Here is an image of a stamp honoring Persian poet Abu-Muhammad Muslih al-Din bin Abdallah Shirazi, better known by his pen-name Saadi (c. 1210-1291), designed by Roman Filippovich Zhitkov (1907-1999), printed by photogravure, and issued by Russia (USSR) on March 20, 1959 to commemorate the 700th anniversary of Saadi's book Gulistan (1258), Scott No. 2189, Zagorski No. 2207, plus an image of an illustration entitled "Saadi in a Rose garden," attributed to Govardhan, from a Mughal manuscript of his work Gulistan, and a translation of the aphorism Bani Adam from Gulistan. Note: I don't know why Saadi's birth year is indicated as 1184 on this stamp!
All men and women are to each other the limbs of a single body, each of us drawn from life's shimmering essence, God's perfect pearl; and when this life we share wounds one of us, all share the hurt as if it were our own. You, who will not feel another's pain, you forfeit the right to be called human.

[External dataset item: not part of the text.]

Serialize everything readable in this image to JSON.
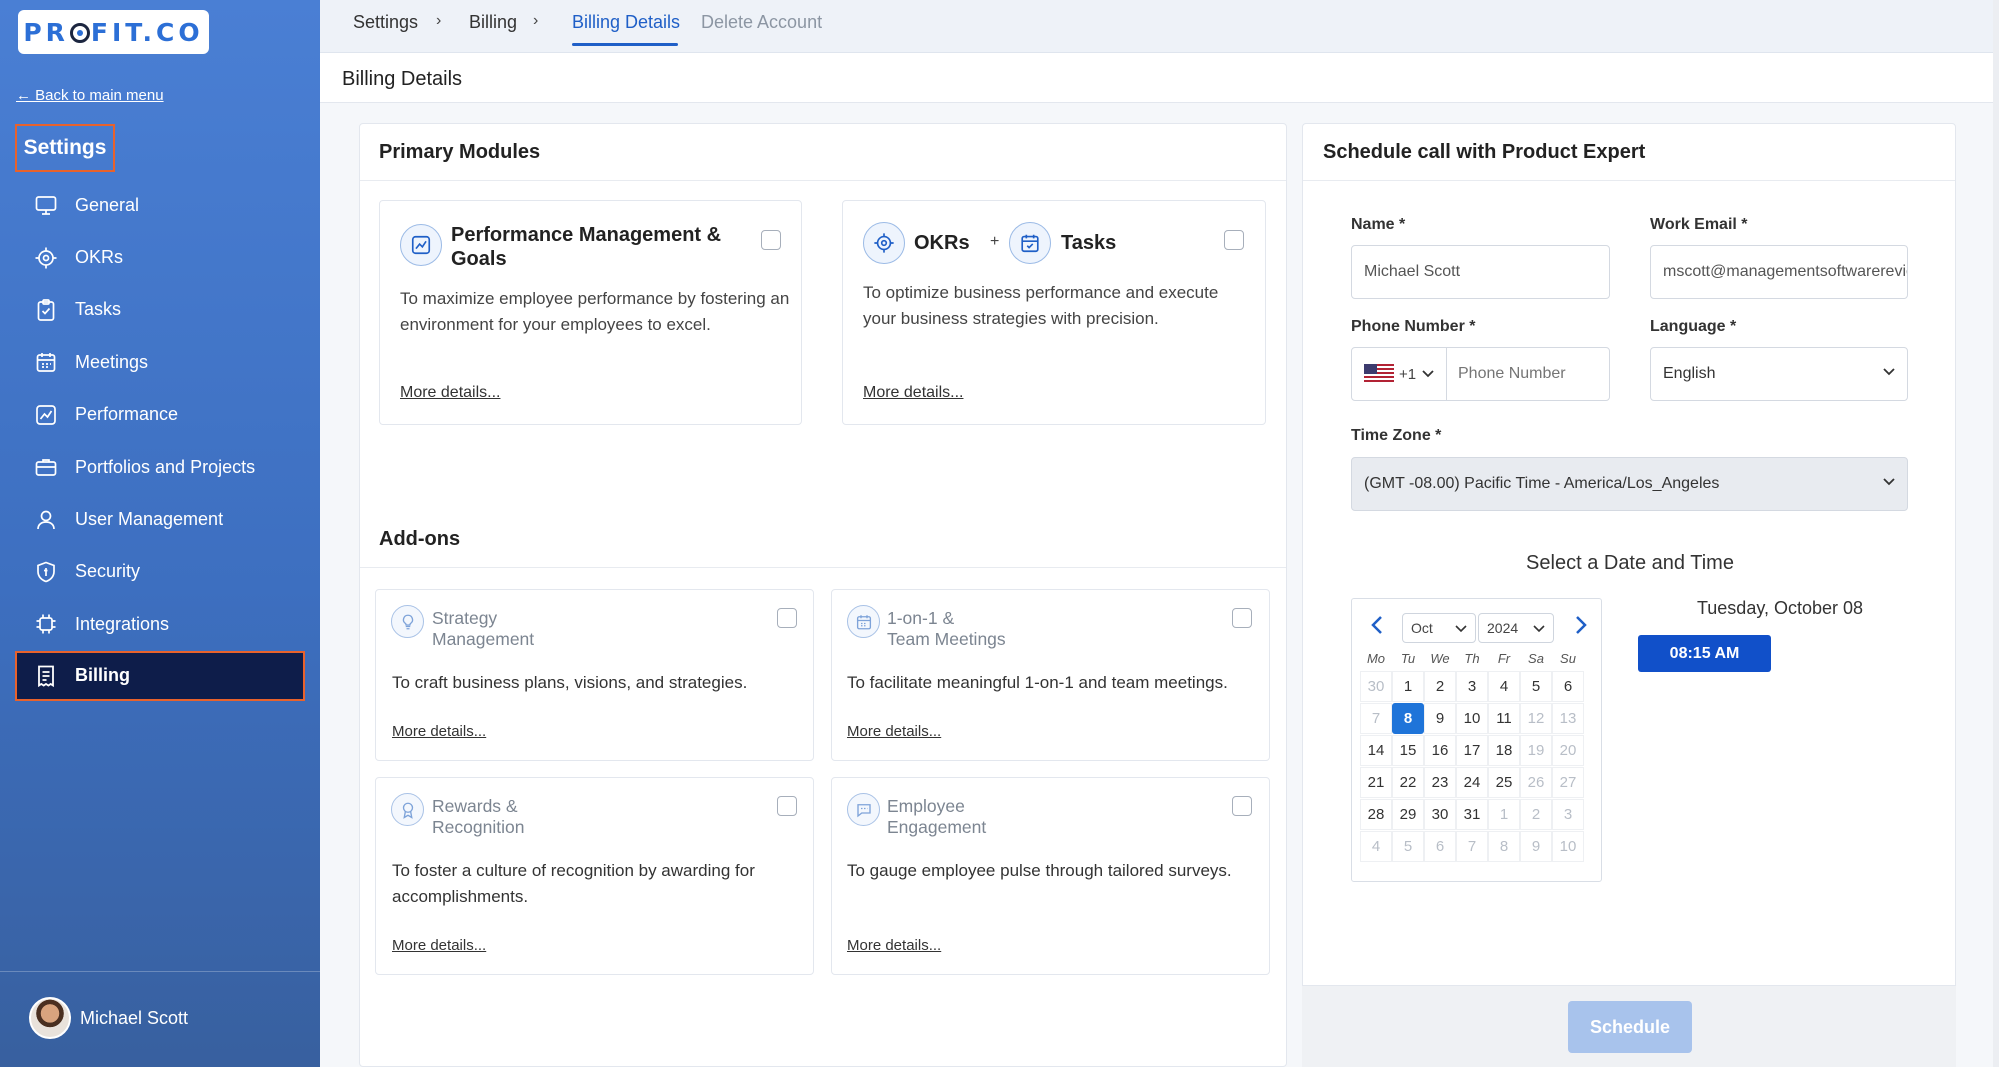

Here is an image of a stamp honoring Vietnamese poet Nguyen Du (1765-1820), best known for his epic poem The Tale of Kieu, printed by lithography, and issued by (North) Vietnam on November 25, 1965 to commemorate the 200th anniversary of the poet's birth, Scott No. 392, plus an image of a statue of the poet at the Nguyen Du memorial site in Ha Tinh Province, and a translation of an excerpt from Nguyen Du's epic poem. Bonus: Book.
From The Tale of Kieu
As evidenced by centuries of human existence Destiny and genius are apt to feud Having endured an upheaval The sights observed must wrench one's heart 'Tis no surprise to find the bad and good in pairs So a maiden blessed by beauty is likewise cursed by envy.
Subhadra Kumari Chauhan (1904-1948) was an Indian poet famous for Hindi poems composed primarily in Veer Ras, one of the nine Ras' ("Flavor" or "Subgenre") of Hindi poetry. Here is an image of a stamp featuring a portrait of Subhadra Kumari Chauhan, printed by photogravure, and issued by India on August 6, 1976, Scott No. 728, plus a translation of the first verse from one of Chauhan's most popular poems, Jhansi ki rani, which is about Lakshmibai (1828-1858), the courageous Rani (Queen) of Jhansi, who, as one of the leading figures of the Indian Rebellion of 1857, became for Indian nationalists a symbol of resistance to the British Raj, and an image of a miniature of the Rani of Jhansi found during the British forces' capture of the Nawab of Farrukhabad's palace in 1857.
From Jhansi ki rani
The thrones shook and royalties scowled Old India was re-invigorated with new youth People realised the value of lost freedom Everybody was determined to throw the foreigners out The old sword glistened again in 1857 This story we heard from the mouths of Bundel bards Like a man she fought, she was the Queen of Jhansi